This time I was determined to get out into the dirt. The last time I came down, it rained and frankly, a wet 4 degrees C is below my ‘enjoyment’ level, regardless of how good the trail. This time though there was no excuse, 2 days off summer officially starting, it was warm.
Of course that meant getting out of bed by 5, but with 4.20am the regular start time of my road rides these days, 5am seemed like a luxury. I was flying solo too, always too hard to organise people when you don’t exactly know when or where you’ll be riding. Not that that was a bad thing, I figured at that time most of the locals would be still in bed, after all I used to be one and know that dirt rides rarely start before 6am at the earliest, so I was going to have the whole place to myself.
I was not disapointed.

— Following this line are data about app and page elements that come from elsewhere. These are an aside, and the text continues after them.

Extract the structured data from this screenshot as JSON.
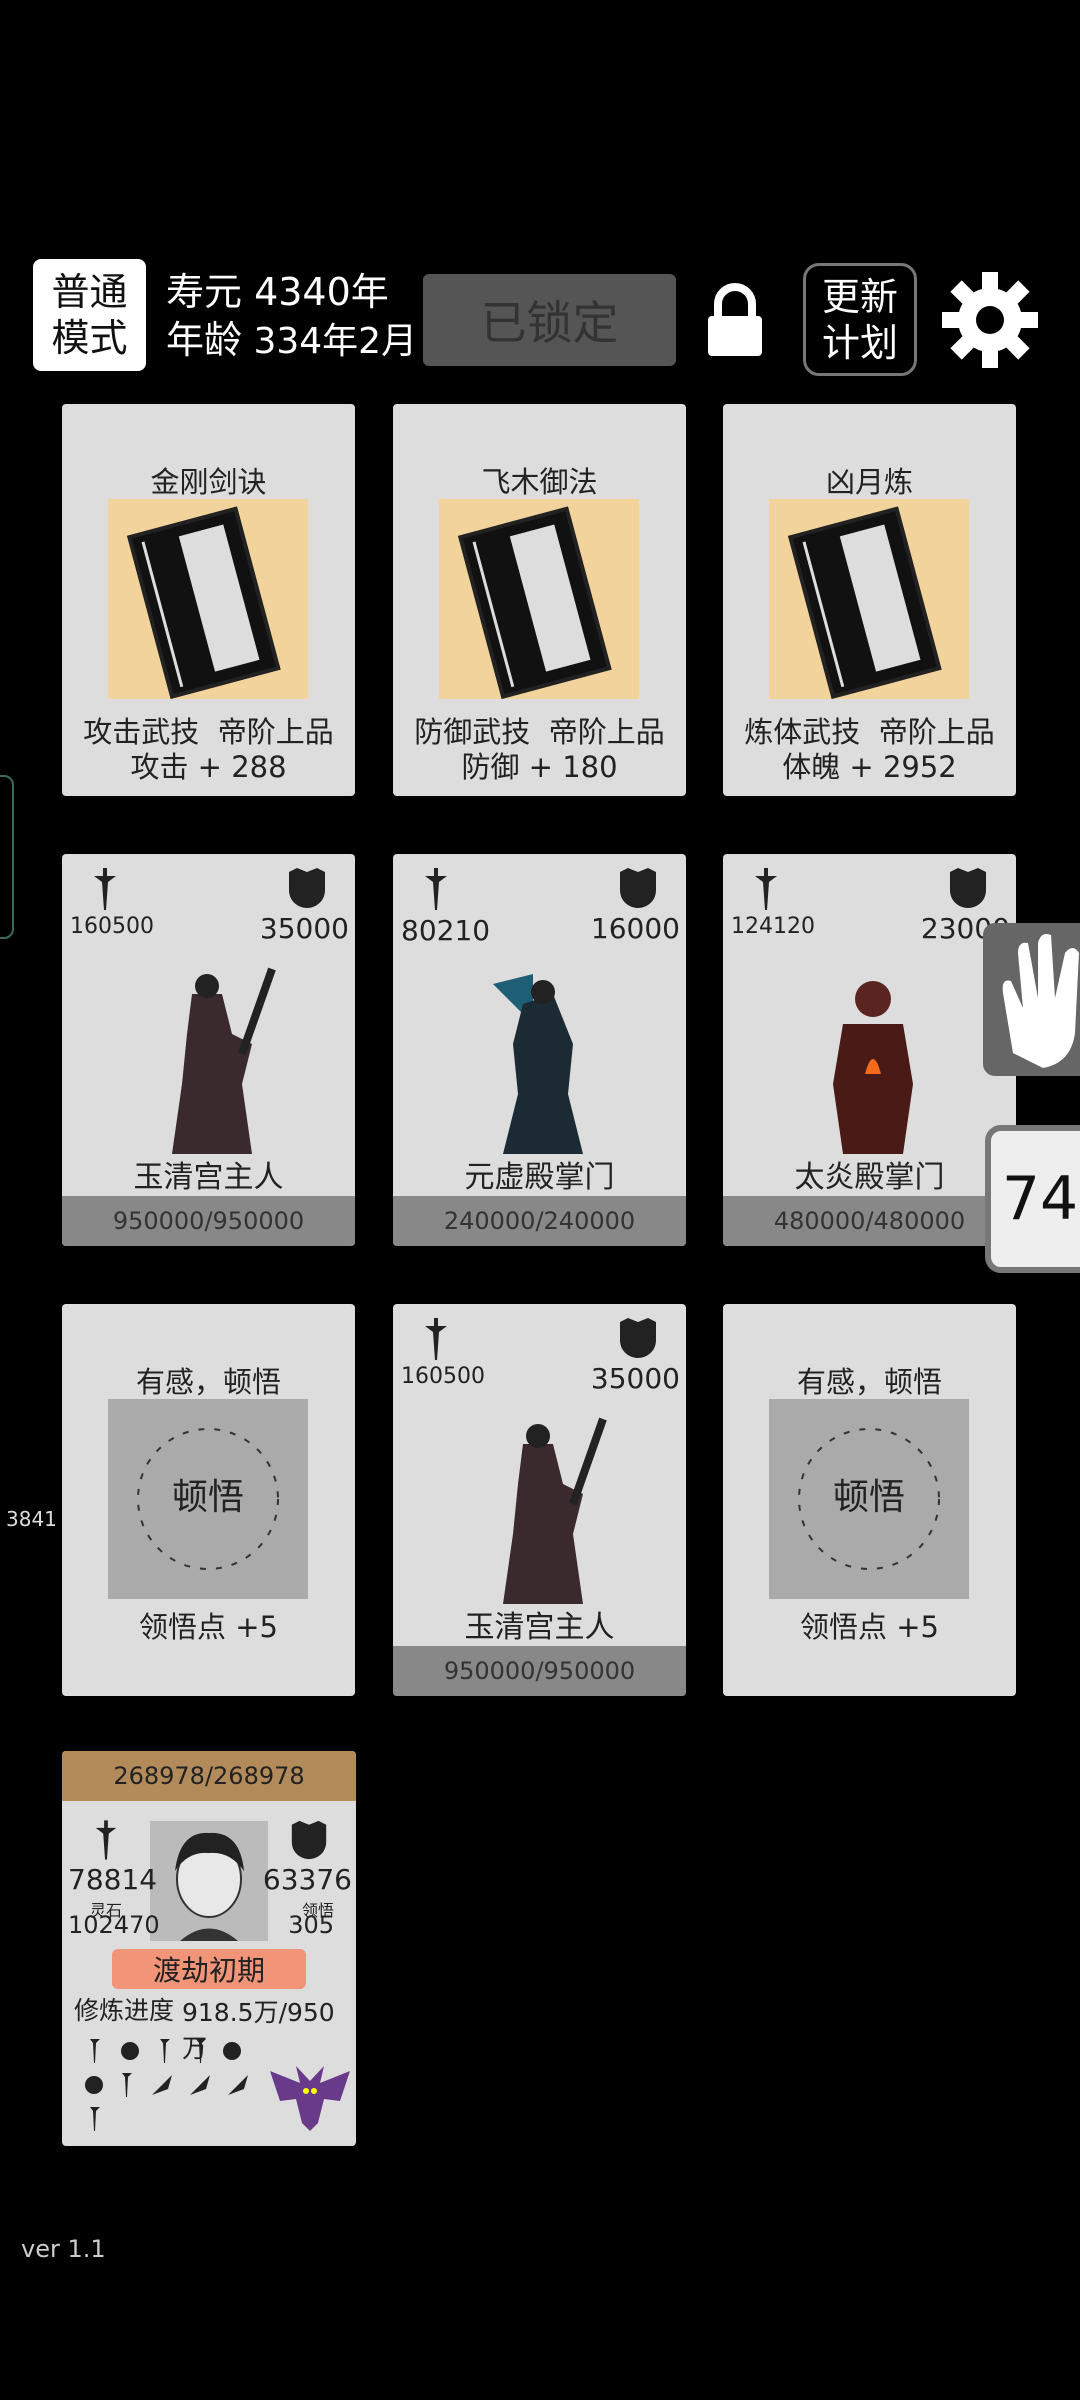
{
  "topbar": {
    "mode": [
      "普通",
      "模式"
    ],
    "lifespan": "寿元 4340年",
    "age_label": "年龄",
    "age_value": "334年2月",
    "locked_label": "已锁定",
    "update": [
      "更新",
      "计划"
    ]
  },
  "skill_cards": [
    {
      "name": "金刚剑诀",
      "type": "攻击武技",
      "rank": "帝阶上品",
      "bonus": "攻击 + 288"
    },
    {
      "name": "飞木御法",
      "type": "防御武技",
      "rank": "帝阶上品",
      "bonus": "防御 + 180"
    },
    {
      "name": "凶月炼",
      "type": "炼体武技",
      "rank": "帝阶上品",
      "bonus": "体魄 + 2952"
    }
  ],
  "enemies": [
    {
      "atk": "160500",
      "def": "35000",
      "name": "玉清宫主人",
      "hp": "950000/950000"
    },
    {
      "atk": "80210",
      "def": "16000",
      "name": "元虚殿掌门",
      "hp": "240000/240000"
    },
    {
      "atk": "124120",
      "def": "23000",
      "name": "太炎殿掌门",
      "hp": "480000/480000"
    }
  ],
  "row3": {
    "insight_title": "有感，顿悟",
    "insight_reward": "领悟点  +5",
    "enemy": {
      "atk": "160500",
      "def": "35000",
      "name": "玉清宫主人",
      "hp": "950000/950000"
    }
  },
  "player": {
    "hp": "268978/268978",
    "atk": "78814",
    "def": "63376",
    "atk_sub": "灵石",
    "def_sub": "领悟",
    "spirit_stones": "102470",
    "insight_points": "305",
    "realm": "渡劫初期",
    "progress_label": "修炼进度",
    "progress_value": "918.5万/950万"
  },
  "side": {
    "timer": "74",
    "left_number": "3841"
  },
  "version": "ver 1.1"
}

The crisp, fresh smell in the air, the early morning light and knowing that the chance of bumping into any of the interstate interlopers I saw heading in with bikes strapped to their cars would be nowhere in sight – this is pretty much a ‘local’s’ haunt and hell, I was riding it before most of the ‘current’ locals even knew it existed… or knew what a mountain bike was.
I got to have that first crackle of rubber meeting dirt all to myself.
From there it was follow the trails I know until I warmed up, or at least until my legs warmed up. My brain function was still stuck in ‘road’ gear, so the corners were awkward, the flow jittery and the braking, well, frankly, shockingly bad. The turns and twists though were like a dose of Draino and the fitness gained over the past months of early morning road rides meant that the portion of one’s brain that is usually set aside for making sure the lungs do not explode and the legs from stopping could be put towards compensating for the skills that were still turned off; a theory that proved itself true several times over.
Up, down and discovering new sections that were not there the last time I rode here. With each passing 10 minute block, a layer of grime was peeled off and with each, a buried skill woke itself up. The key was not to back off and ride those trails you knew were going to make your mind work.
It happened at the 40 minute mark.
Like a giant click, it all came back, well enough to remember just why I became addicted to the dirt. It’s the same physical push that comes from riding road but dirt then delivers a higher plain buzz that sends you somewhere else altogether – you get that from surfing, which is why I have always thought the two, mountain biking and surfing, are very similar. Down trail, gain speed, weight the outside pedal, touch of brake, pivot from the torso, push from the shoulders and rail the corner. Flip and do the next. Push hard, accelerate out and into the flat section and flipflop flow the next series of turns and twists. That was so good, loop around and do it again… faster.
Before I know it though, time has ticked by and on the second run of the trail I usually leave till last, I come up against riders coming the other way (why on earth you’d climb a trail designed for down flow is beyond me). I stop, let them through but the flow is gone and just as I almost get it back, a dog comes running towards me and then another two riders (I didn’t stop this time – not enough room and going a tad too fast).
It’s time to head home, the party’s over.
I used to do this all the time, when it’s in your backyard it’s easy. At the same time, while I want / need to do it more, these days when I do, I probably have a higher appreciation of why. It’s just remembering that the skills don’t go away, so planning occasional rides long enough finds the hidden nirvana; you just have to hang around long enough to allow the layers of grime to be chipped away.
And I’d like to thank…
The now defunct Mountaincycle, because there’s something special about riding a bike you designed, even if it’s overkill for the trail you’re riding.
Shimano’s XT brakes, only because they really are that good.
Marzocchi 55 TST2 Coil/Air. Super rare (an OEM only spec that pretty much didn’t get spec’d!!), they are the last of the famous Zoke air/coils. Sure they are heavy but are the plushest, stiffest, most sure footed fork you’ll ever push around.
Turn Cranks by Praxis Works. The Girder M30 are simply boss cranks designed by a really nice guy.
Note: Unless stated otherwise, images are not mine.